## Data for processing

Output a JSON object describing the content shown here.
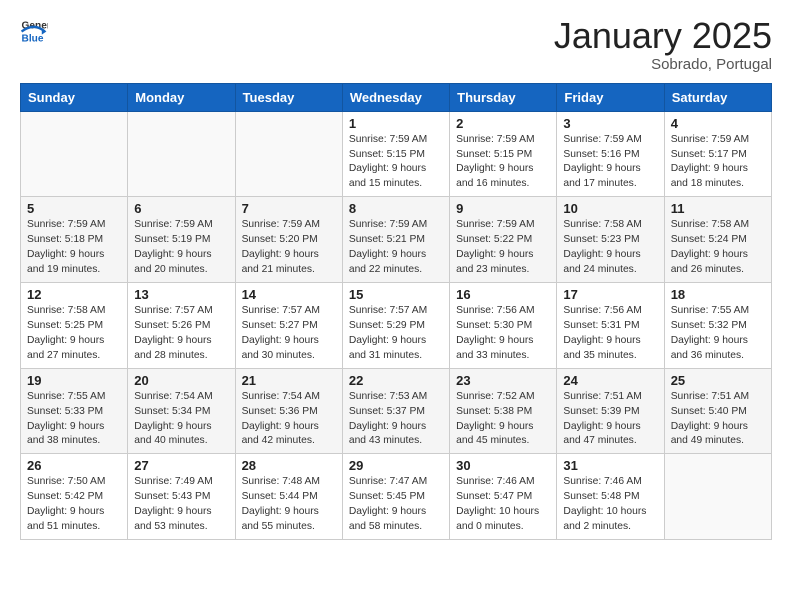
{
  "logo": {
    "general": "General",
    "blue": "Blue"
  },
  "header": {
    "month": "January 2025",
    "location": "Sobrado, Portugal"
  },
  "weekdays": [
    "Sunday",
    "Monday",
    "Tuesday",
    "Wednesday",
    "Thursday",
    "Friday",
    "Saturday"
  ],
  "weeks": [
    [
      {
        "day": "",
        "info": ""
      },
      {
        "day": "",
        "info": ""
      },
      {
        "day": "",
        "info": ""
      },
      {
        "day": "1",
        "info": "Sunrise: 7:59 AM\nSunset: 5:15 PM\nDaylight: 9 hours\nand 15 minutes."
      },
      {
        "day": "2",
        "info": "Sunrise: 7:59 AM\nSunset: 5:15 PM\nDaylight: 9 hours\nand 16 minutes."
      },
      {
        "day": "3",
        "info": "Sunrise: 7:59 AM\nSunset: 5:16 PM\nDaylight: 9 hours\nand 17 minutes."
      },
      {
        "day": "4",
        "info": "Sunrise: 7:59 AM\nSunset: 5:17 PM\nDaylight: 9 hours\nand 18 minutes."
      }
    ],
    [
      {
        "day": "5",
        "info": "Sunrise: 7:59 AM\nSunset: 5:18 PM\nDaylight: 9 hours\nand 19 minutes."
      },
      {
        "day": "6",
        "info": "Sunrise: 7:59 AM\nSunset: 5:19 PM\nDaylight: 9 hours\nand 20 minutes."
      },
      {
        "day": "7",
        "info": "Sunrise: 7:59 AM\nSunset: 5:20 PM\nDaylight: 9 hours\nand 21 minutes."
      },
      {
        "day": "8",
        "info": "Sunrise: 7:59 AM\nSunset: 5:21 PM\nDaylight: 9 hours\nand 22 minutes."
      },
      {
        "day": "9",
        "info": "Sunrise: 7:59 AM\nSunset: 5:22 PM\nDaylight: 9 hours\nand 23 minutes."
      },
      {
        "day": "10",
        "info": "Sunrise: 7:58 AM\nSunset: 5:23 PM\nDaylight: 9 hours\nand 24 minutes."
      },
      {
        "day": "11",
        "info": "Sunrise: 7:58 AM\nSunset: 5:24 PM\nDaylight: 9 hours\nand 26 minutes."
      }
    ],
    [
      {
        "day": "12",
        "info": "Sunrise: 7:58 AM\nSunset: 5:25 PM\nDaylight: 9 hours\nand 27 minutes."
      },
      {
        "day": "13",
        "info": "Sunrise: 7:57 AM\nSunset: 5:26 PM\nDaylight: 9 hours\nand 28 minutes."
      },
      {
        "day": "14",
        "info": "Sunrise: 7:57 AM\nSunset: 5:27 PM\nDaylight: 9 hours\nand 30 minutes."
      },
      {
        "day": "15",
        "info": "Sunrise: 7:57 AM\nSunset: 5:29 PM\nDaylight: 9 hours\nand 31 minutes."
      },
      {
        "day": "16",
        "info": "Sunrise: 7:56 AM\nSunset: 5:30 PM\nDaylight: 9 hours\nand 33 minutes."
      },
      {
        "day": "17",
        "info": "Sunrise: 7:56 AM\nSunset: 5:31 PM\nDaylight: 9 hours\nand 35 minutes."
      },
      {
        "day": "18",
        "info": "Sunrise: 7:55 AM\nSunset: 5:32 PM\nDaylight: 9 hours\nand 36 minutes."
      }
    ],
    [
      {
        "day": "19",
        "info": "Sunrise: 7:55 AM\nSunset: 5:33 PM\nDaylight: 9 hours\nand 38 minutes."
      },
      {
        "day": "20",
        "info": "Sunrise: 7:54 AM\nSunset: 5:34 PM\nDaylight: 9 hours\nand 40 minutes."
      },
      {
        "day": "21",
        "info": "Sunrise: 7:54 AM\nSunset: 5:36 PM\nDaylight: 9 hours\nand 42 minutes."
      },
      {
        "day": "22",
        "info": "Sunrise: 7:53 AM\nSunset: 5:37 PM\nDaylight: 9 hours\nand 43 minutes."
      },
      {
        "day": "23",
        "info": "Sunrise: 7:52 AM\nSunset: 5:38 PM\nDaylight: 9 hours\nand 45 minutes."
      },
      {
        "day": "24",
        "info": "Sunrise: 7:51 AM\nSunset: 5:39 PM\nDaylight: 9 hours\nand 47 minutes."
      },
      {
        "day": "25",
        "info": "Sunrise: 7:51 AM\nSunset: 5:40 PM\nDaylight: 9 hours\nand 49 minutes."
      }
    ],
    [
      {
        "day": "26",
        "info": "Sunrise: 7:50 AM\nSunset: 5:42 PM\nDaylight: 9 hours\nand 51 minutes."
      },
      {
        "day": "27",
        "info": "Sunrise: 7:49 AM\nSunset: 5:43 PM\nDaylight: 9 hours\nand 53 minutes."
      },
      {
        "day": "28",
        "info": "Sunrise: 7:48 AM\nSunset: 5:44 PM\nDaylight: 9 hours\nand 55 minutes."
      },
      {
        "day": "29",
        "info": "Sunrise: 7:47 AM\nSunset: 5:45 PM\nDaylight: 9 hours\nand 58 minutes."
      },
      {
        "day": "30",
        "info": "Sunrise: 7:46 AM\nSunset: 5:47 PM\nDaylight: 10 hours\nand 0 minutes."
      },
      {
        "day": "31",
        "info": "Sunrise: 7:46 AM\nSunset: 5:48 PM\nDaylight: 10 hours\nand 2 minutes."
      },
      {
        "day": "",
        "info": ""
      }
    ]
  ]
}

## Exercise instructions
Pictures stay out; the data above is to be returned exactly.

## Solution to the exercise
Output a JSON object describing the content shown here.
{
  "logo": {
    "general": "General",
    "blue": "Blue"
  },
  "header": {
    "month": "January 2025",
    "location": "Sobrado, Portugal"
  },
  "weekdays": [
    "Sunday",
    "Monday",
    "Tuesday",
    "Wednesday",
    "Thursday",
    "Friday",
    "Saturday"
  ],
  "weeks": [
    [
      {
        "day": "",
        "info": ""
      },
      {
        "day": "",
        "info": ""
      },
      {
        "day": "",
        "info": ""
      },
      {
        "day": "1",
        "info": "Sunrise: 7:59 AM\nSunset: 5:15 PM\nDaylight: 9 hours\nand 15 minutes."
      },
      {
        "day": "2",
        "info": "Sunrise: 7:59 AM\nSunset: 5:15 PM\nDaylight: 9 hours\nand 16 minutes."
      },
      {
        "day": "3",
        "info": "Sunrise: 7:59 AM\nSunset: 5:16 PM\nDaylight: 9 hours\nand 17 minutes."
      },
      {
        "day": "4",
        "info": "Sunrise: 7:59 AM\nSunset: 5:17 PM\nDaylight: 9 hours\nand 18 minutes."
      }
    ],
    [
      {
        "day": "5",
        "info": "Sunrise: 7:59 AM\nSunset: 5:18 PM\nDaylight: 9 hours\nand 19 minutes."
      },
      {
        "day": "6",
        "info": "Sunrise: 7:59 AM\nSunset: 5:19 PM\nDaylight: 9 hours\nand 20 minutes."
      },
      {
        "day": "7",
        "info": "Sunrise: 7:59 AM\nSunset: 5:20 PM\nDaylight: 9 hours\nand 21 minutes."
      },
      {
        "day": "8",
        "info": "Sunrise: 7:59 AM\nSunset: 5:21 PM\nDaylight: 9 hours\nand 22 minutes."
      },
      {
        "day": "9",
        "info": "Sunrise: 7:59 AM\nSunset: 5:22 PM\nDaylight: 9 hours\nand 23 minutes."
      },
      {
        "day": "10",
        "info": "Sunrise: 7:58 AM\nSunset: 5:23 PM\nDaylight: 9 hours\nand 24 minutes."
      },
      {
        "day": "11",
        "info": "Sunrise: 7:58 AM\nSunset: 5:24 PM\nDaylight: 9 hours\nand 26 minutes."
      }
    ],
    [
      {
        "day": "12",
        "info": "Sunrise: 7:58 AM\nSunset: 5:25 PM\nDaylight: 9 hours\nand 27 minutes."
      },
      {
        "day": "13",
        "info": "Sunrise: 7:57 AM\nSunset: 5:26 PM\nDaylight: 9 hours\nand 28 minutes."
      },
      {
        "day": "14",
        "info": "Sunrise: 7:57 AM\nSunset: 5:27 PM\nDaylight: 9 hours\nand 30 minutes."
      },
      {
        "day": "15",
        "info": "Sunrise: 7:57 AM\nSunset: 5:29 PM\nDaylight: 9 hours\nand 31 minutes."
      },
      {
        "day": "16",
        "info": "Sunrise: 7:56 AM\nSunset: 5:30 PM\nDaylight: 9 hours\nand 33 minutes."
      },
      {
        "day": "17",
        "info": "Sunrise: 7:56 AM\nSunset: 5:31 PM\nDaylight: 9 hours\nand 35 minutes."
      },
      {
        "day": "18",
        "info": "Sunrise: 7:55 AM\nSunset: 5:32 PM\nDaylight: 9 hours\nand 36 minutes."
      }
    ],
    [
      {
        "day": "19",
        "info": "Sunrise: 7:55 AM\nSunset: 5:33 PM\nDaylight: 9 hours\nand 38 minutes."
      },
      {
        "day": "20",
        "info": "Sunrise: 7:54 AM\nSunset: 5:34 PM\nDaylight: 9 hours\nand 40 minutes."
      },
      {
        "day": "21",
        "info": "Sunrise: 7:54 AM\nSunset: 5:36 PM\nDaylight: 9 hours\nand 42 minutes."
      },
      {
        "day": "22",
        "info": "Sunrise: 7:53 AM\nSunset: 5:37 PM\nDaylight: 9 hours\nand 43 minutes."
      },
      {
        "day": "23",
        "info": "Sunrise: 7:52 AM\nSunset: 5:38 PM\nDaylight: 9 hours\nand 45 minutes."
      },
      {
        "day": "24",
        "info": "Sunrise: 7:51 AM\nSunset: 5:39 PM\nDaylight: 9 hours\nand 47 minutes."
      },
      {
        "day": "25",
        "info": "Sunrise: 7:51 AM\nSunset: 5:40 PM\nDaylight: 9 hours\nand 49 minutes."
      }
    ],
    [
      {
        "day": "26",
        "info": "Sunrise: 7:50 AM\nSunset: 5:42 PM\nDaylight: 9 hours\nand 51 minutes."
      },
      {
        "day": "27",
        "info": "Sunrise: 7:49 AM\nSunset: 5:43 PM\nDaylight: 9 hours\nand 53 minutes."
      },
      {
        "day": "28",
        "info": "Sunrise: 7:48 AM\nSunset: 5:44 PM\nDaylight: 9 hours\nand 55 minutes."
      },
      {
        "day": "29",
        "info": "Sunrise: 7:47 AM\nSunset: 5:45 PM\nDaylight: 9 hours\nand 58 minutes."
      },
      {
        "day": "30",
        "info": "Sunrise: 7:46 AM\nSunset: 5:47 PM\nDaylight: 10 hours\nand 0 minutes."
      },
      {
        "day": "31",
        "info": "Sunrise: 7:46 AM\nSunset: 5:48 PM\nDaylight: 10 hours\nand 2 minutes."
      },
      {
        "day": "",
        "info": ""
      }
    ]
  ]
}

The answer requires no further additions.